Frontier finance. Finland’s OP Corporate Bank raises €76 million for emerging markets impact fund.
COVID relief. New York City restaurant fund ties COVID relief to wage increases.
Retail investors. CoPeace raises $1.6 million to invest as an impact holding company.
The Week’s Talent
Backstage Capital’s Brittany Davis is promoted to general partner… Bamboo Capital Partners’ new board of directors for operations in Latin America includes Bamboo’s founder Jean-Philippe de Schrevel, as well as Victor Toledo, Rebecca Ruf, Carlos Braga and Camilo Zea… Jim Egan, CEO of BBC Global News, joins Media Development Investment Fund as chief investment officer. Egan will step down from MDIF’s board.
Anita Zaidi, a pediatric infectious disease physician, is named president of gender equity at the Bill & Melinda Gates Foundation… Kameale Christinia, ChargerHelp founder, joins the board of Women in Cleantech & Sustainability as Los Angeles co-chair… Nishad Parmar is named senior partner and chief investment officer at Loud Capital.
The Week’s Jobs
Water Innovation Accelerator seeks a president… IDB Invest is hiring an investment management officer in Washington, D.C… Venture capital firm Fifth Wall becomes a certified B Corp… Lumina Foundation is hiring a director of Lumina Impact Ventures in Indianapolis… The Global Impact Investing Network is looking for a director of finance and operations in New York… Prime Impact Fund seeks investment operations interns in Cambridge, Mass. or remote.

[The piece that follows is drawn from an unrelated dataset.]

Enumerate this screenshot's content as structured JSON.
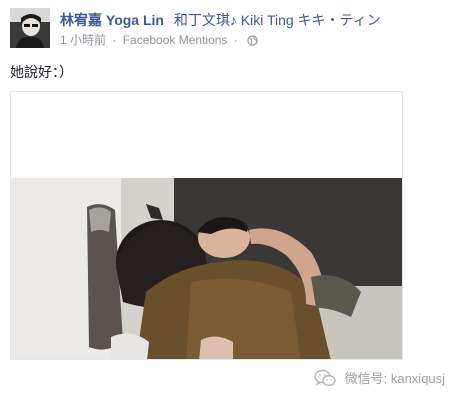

The European Commission calls for membership applications for its platform on sustainable finance… Mercy Corps Ventures seeks an advisor / program officer in Portland… NewSchools Venture Fund is recruiting an analyst for its diverse leaders strategy… The Public Interest Network is looking for Environment America Fellows.
Thank you for reading.
–June 26, 2020